Cherry production forecast down 32% from 2009
June 17, 2010
by Ron Sterk
WASHINGTON — Combined U.S. tart and sweet cherry production was forecast at 413,050 tons in 2010, down 32% from last year, the U.S. Department of Agriculture said in its annual Cherry Production report.
Tart cherry production in 2010 was forecast at 97,650 tons, down 46% from revised 2009 production of 179,450 tons and down 9% from 107,200 tons in 2008, the U.S.D.A. said. Production in Michigan, the largest tart cherry producing state, was forecast at 70,000 tons, down 47% from 133,000 tons last year.
“The crop potential was reduced markedly by frosts during bloom,” the U.S.D.A. said of the Michigan crop. “Yields vary substantially among varieties. Bacterial canker was reported by growers as a problem in some orchards.” Losses caused by frost damage also were reported in most other key states.
Sweet cherry production was forecast at 315,400 tons in 2010, down 27% from 429,870 tons last year but up 27% from 248,060 tons in 2008, the U.S.D.A. said. Production in Washington, the largest sweet cherry producing state, was forecast at 160,000 tons, down 35% from 2009, with Oregon output forecast at 45,000 tons, down 33%. Reductions in both states resulted from cool, wet spring weather, the U.S.D.A. said.
Although a smaller producer, Idaho’s output was forecast at 1,500 tons, down 75% from 2009 due to a late freeze.

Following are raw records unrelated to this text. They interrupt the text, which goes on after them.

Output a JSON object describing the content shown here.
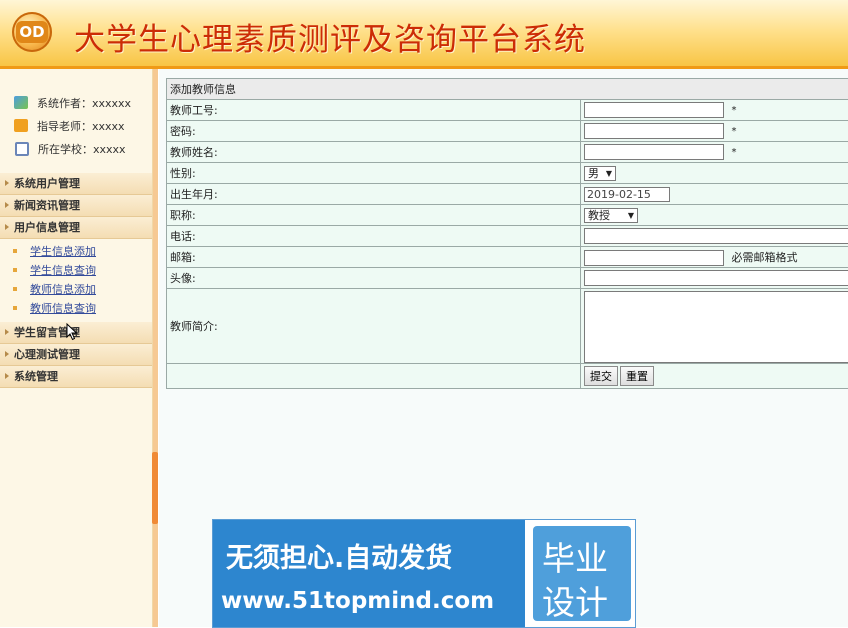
{
  "header": {
    "logo_text": "OD",
    "title": "大学生心理素质测评及咨询平台系统"
  },
  "sidebar": {
    "info": [
      {
        "icon": "users-icon",
        "label": "系统作者：xxxxxx"
      },
      {
        "icon": "teacher-icon",
        "label": "指导老师：xxxxx"
      },
      {
        "icon": "school-icon",
        "label": "所在学校：xxxxx"
      }
    ],
    "menu": {
      "system_users": "系统用户管理",
      "news": "新闻资讯管理",
      "user_info": "用户信息管理",
      "user_info_items": [
        "学生信息添加",
        "学生信息查询",
        "教师信息添加",
        "教师信息查询"
      ],
      "messages": "学生留言管理",
      "psych_test": "心理测试管理",
      "system": "系统管理"
    }
  },
  "form": {
    "caption": "添加教师信息",
    "labels": {
      "teacher_id": "教师工号:",
      "password": "密码:",
      "teacher_name": "教师姓名:",
      "gender": "性别:",
      "birth_date": "出生年月:",
      "title": "职称:",
      "phone": "电话:",
      "email": "邮箱:",
      "avatar": "头像:",
      "intro": "教师简介:"
    },
    "required_mark": "*",
    "gender_value": "男",
    "birth_date_value": "2019-02-15",
    "title_value": "教授",
    "email_hint": "必需邮箱格式",
    "submit_label": "提交",
    "reset_label": "重置"
  },
  "watermark": {
    "line1": "无须担心.自动发货",
    "line2": "www.51topmind.com",
    "right1": "毕业",
    "right2": "设计"
  }
}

But production in California, the second largest producing state, was forecast at 90,000 tons, up 15% from 2009 as the result of a strong March bloom, the U.S.D.A. said.